• DIRECTIONS FOR THIS TASK:
Only lines that contain the string "icon" should be returned from the material below.
LISTED ENTRIES section start
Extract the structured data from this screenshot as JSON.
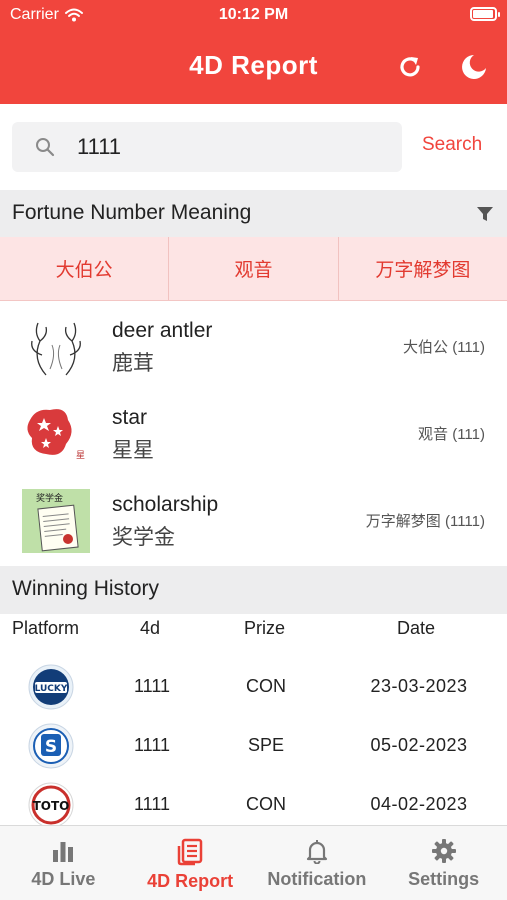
{
  "status_bar": {
    "carrier": "Carrier",
    "time": "10:12 PM",
    "battery_level": 0.95
  },
  "header": {
    "title": "4D Report",
    "refresh_icon": "refresh-icon",
    "theme_icon": "moon-icon",
    "color": "#f1453d"
  },
  "search": {
    "value": "1111",
    "button_label": "Search"
  },
  "fortune": {
    "heading": "Fortune Number Meaning",
    "tabs": [
      {
        "label": "大伯公"
      },
      {
        "label": "观音"
      },
      {
        "label": "万字解梦图"
      }
    ],
    "items": [
      {
        "en": "deer antler",
        "zh": "鹿茸",
        "category": "大伯公 (111)",
        "image": "deer-antler-image"
      },
      {
        "en": "star",
        "zh": "星星",
        "category": "观音 (111)",
        "image": "star-image"
      },
      {
        "en": "scholarship",
        "zh": "奖学金",
        "category": "万字解梦图 (1111)",
        "image": "scholarship-image"
      }
    ]
  },
  "history": {
    "heading": "Winning History",
    "columns": {
      "platform": "Platform",
      "fourd": "4d",
      "prize": "Prize",
      "date": "Date"
    },
    "rows": [
      {
        "platform_logo": "lucky-logo",
        "logo_text": "LUCKY",
        "fourd": "1111",
        "prize": "CON",
        "date": "23-03-2023"
      },
      {
        "platform_logo": "s-logo",
        "logo_text": "S",
        "fourd": "1111",
        "prize": "SPE",
        "date": "05-02-2023"
      },
      {
        "platform_logo": "toto-logo",
        "logo_text": "TOTO",
        "fourd": "1111",
        "prize": "CON",
        "date": "04-02-2023"
      }
    ]
  },
  "tabbar": {
    "items": [
      {
        "label": "4D Live",
        "icon": "bar-chart-icon"
      },
      {
        "label": "4D Report",
        "icon": "report-icon"
      },
      {
        "label": "Notification",
        "icon": "bell-icon"
      },
      {
        "label": "Settings",
        "icon": "gear-icon"
      }
    ],
    "active_color": "#ea4137",
    "inactive_color": "#777777"
  }
}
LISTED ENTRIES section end
• OUTPUT FOR THIS TASK:
    "refresh_icon": "refresh-icon",
    "theme_icon": "moon-icon",
        "icon": "bar-chart-icon"
        "icon": "report-icon"
        "icon": "bell-icon"
        "icon": "gear-icon"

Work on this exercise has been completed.